Corporations however, will remain free to spend over $1 million on campaigning for the parties of their choice. The new laws limit the right to make political donations to individuals, further ensuring that the corporate rich (who already control the economy and media) will have an even greater influence on the outcome of elections to political office in NSW.

The ability of ordinary working people to pursue our political objectives - whether at election times or on the streets - is dependent on our right to organise collectively. By placing harsh restrictions on political campaigning and donations by trade unions and community groups, the bill only serves to silence the 99%.

For this reason, the NSW Socialist Alliance calls for the immediate repeal of the electoral funding reform bill. In its place, we propose real measures that can begin to challenge the corporate elite's influence over the political process.

These include:

  • Abolition of restrictive and onerous electoral laws, including party registration and the nomination deposit for both the Legislative Assembly and Legislative Council. Even the relatively low nomination deposit of $250 for the LA excludes a great many people;
  • Abolition of the current funding model (defined in s.55 of the Election Funding and Disclosures Act 1981). Currently, candidates are only eligible for public funding if they are elected or receive at least 4% of first preference votes. This model entrenches the status quo, and benefits the major parties in particular;
  • Introduction of publicly funded election campaigns for all candidates, to move away from the current system based on commercial advertising. All candidates would be ensured an equal amount of publicly funded authorised information on TV and radio, in letterboxes and newspapers etc;
  • Displaying of all candidates’ ‘how to vote’ instructions with equal prominence at all polling stations to remove the need for the wasteful distribution of HTV cards on polling day.

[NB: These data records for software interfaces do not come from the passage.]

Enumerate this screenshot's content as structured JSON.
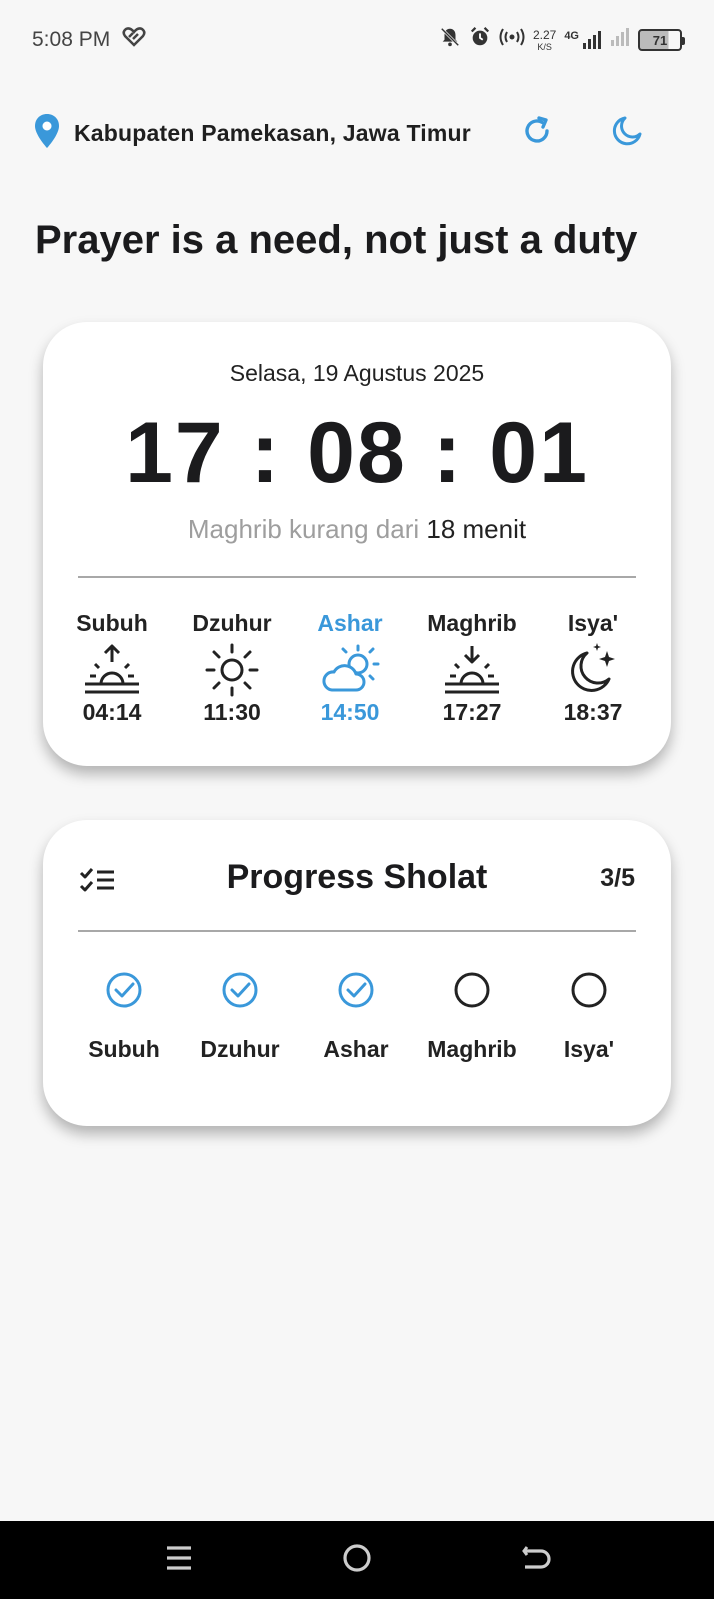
{
  "status_bar": {
    "time": "5:08 PM",
    "net_speed_value": "2.27",
    "net_speed_unit": "K/S",
    "network": "4G",
    "battery": "71"
  },
  "location": {
    "label": "Kabupaten Pamekasan, Jawa Timur"
  },
  "tagline": "Prayer is a need, not just a duty",
  "time_card": {
    "date": "Selasa, 19 Agustus 2025",
    "clock": "17 : 08 : 01",
    "countdown_prefix": "Maghrib kurang dari ",
    "countdown_value": "18 menit"
  },
  "prayer_times": [
    {
      "name": "Subuh",
      "time": "04:14",
      "icon": "sunrise-icon",
      "active": false
    },
    {
      "name": "Dzuhur",
      "time": "11:30",
      "icon": "sun-icon",
      "active": false
    },
    {
      "name": "Ashar",
      "time": "14:50",
      "icon": "cloud-sun-icon",
      "active": true
    },
    {
      "name": "Maghrib",
      "time": "17:27",
      "icon": "sunset-icon",
      "active": false
    },
    {
      "name": "Isya'",
      "time": "18:37",
      "icon": "moon-stars-icon",
      "active": false
    }
  ],
  "progress": {
    "title": "Progress Sholat",
    "count": "3/5",
    "items": [
      {
        "name": "Subuh",
        "done": true
      },
      {
        "name": "Dzuhur",
        "done": true
      },
      {
        "name": "Ashar",
        "done": true
      },
      {
        "name": "Maghrib",
        "done": false
      },
      {
        "name": "Isya'",
        "done": false
      }
    ]
  },
  "colors": {
    "accent": "#3a98da",
    "text": "#1b1b1d",
    "muted": "#9e9e9e",
    "background": "#f7f7f7"
  }
}
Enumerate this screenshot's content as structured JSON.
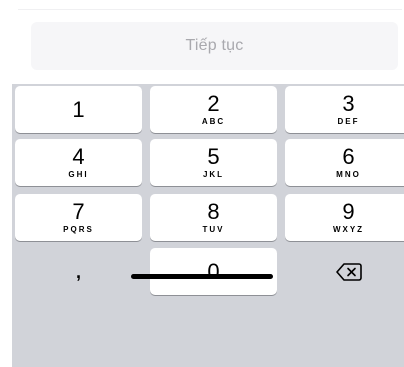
{
  "continue_button": {
    "label": "Tiếp tục"
  },
  "keypad": {
    "keys": [
      {
        "digit": "1",
        "letters": ""
      },
      {
        "digit": "2",
        "letters": "ABC"
      },
      {
        "digit": "3",
        "letters": "DEF"
      },
      {
        "digit": "4",
        "letters": "GHI"
      },
      {
        "digit": "5",
        "letters": "JKL"
      },
      {
        "digit": "6",
        "letters": "MNO"
      },
      {
        "digit": "7",
        "letters": "PQRS"
      },
      {
        "digit": "8",
        "letters": "TUV"
      },
      {
        "digit": "9",
        "letters": "WXYZ"
      }
    ],
    "comma_key": ",",
    "zero_key": "0",
    "backspace_icon": "delete-left-icon"
  },
  "colors": {
    "keyboard_bg": "#d1d3d9",
    "key_bg": "#ffffff",
    "button_bg": "#f6f6f8",
    "button_text": "#a9a9ae"
  }
}
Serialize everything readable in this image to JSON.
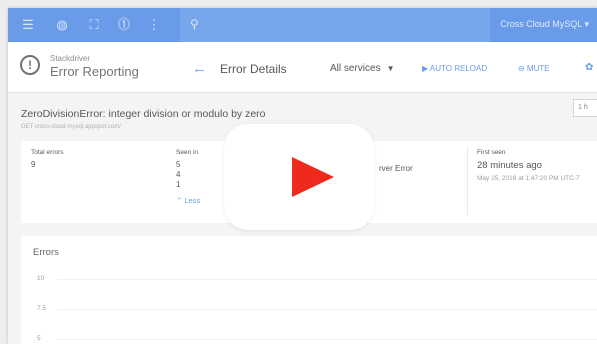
{
  "topbar": {
    "project_label": "Cross Cloud MySQL ▾",
    "icons": [
      "menu-icon",
      "globe-icon",
      "gift-icon",
      "alert-icon",
      "more-icon"
    ],
    "search_icon": "search-icon",
    "accent": "#4a86e3"
  },
  "header": {
    "product_small": "Stackdriver",
    "product_title": "Error Reporting",
    "page_title": "Error Details",
    "services_label": "All services",
    "autoreload_label": "▶ AUTO RELOAD",
    "mute_label": "⊖ MUTE"
  },
  "error": {
    "title": "ZeroDivisionError: integer division or modulo by zero",
    "subtitle": "GET cross-cloud-mysql.appspot.com/",
    "time_range": "1 h"
  },
  "stats": {
    "total_errors_label": "Total errors",
    "total_errors_value": "9",
    "seen_in_label": "Seen in",
    "seen_in_values": [
      "5",
      "4",
      "1"
    ],
    "less_label": "⌃ Less",
    "partial_text": "rver Error",
    "first_seen_label": "First seen",
    "first_seen_value": "28 minutes ago",
    "first_seen_date": "May 25, 2016 at 1:47:20 PM UTC-7"
  },
  "chart": {
    "title": "Errors",
    "ticks": [
      "10",
      "7.5",
      "5"
    ]
  },
  "overlay": {
    "play_color": "#ee2a1f"
  }
}
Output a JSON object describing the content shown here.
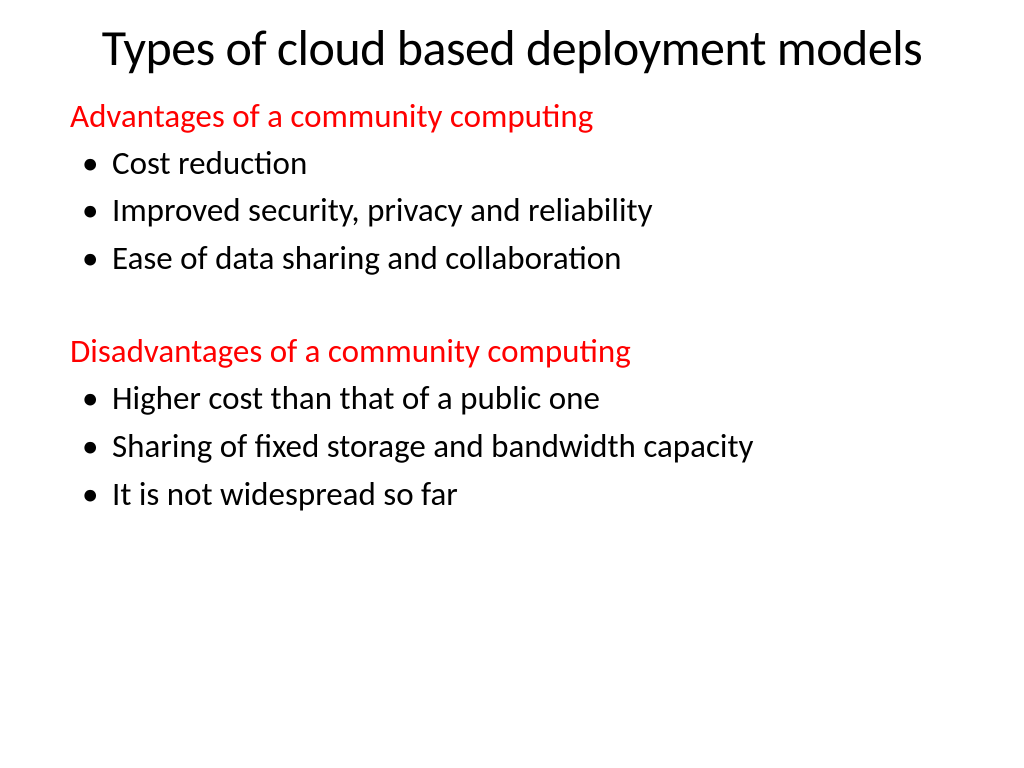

Such electoral funding reforms should also be accompanied with a more deep-ranging restructuring of the overall electoral system, currently stacked in favour of the two traditional, pro-corporate parties. This restructure would require steps such as a the introduction of genuinely proportional representation for elections to public office, the ability of voters to recall representatives, and placing politicians on an average workers’ wage.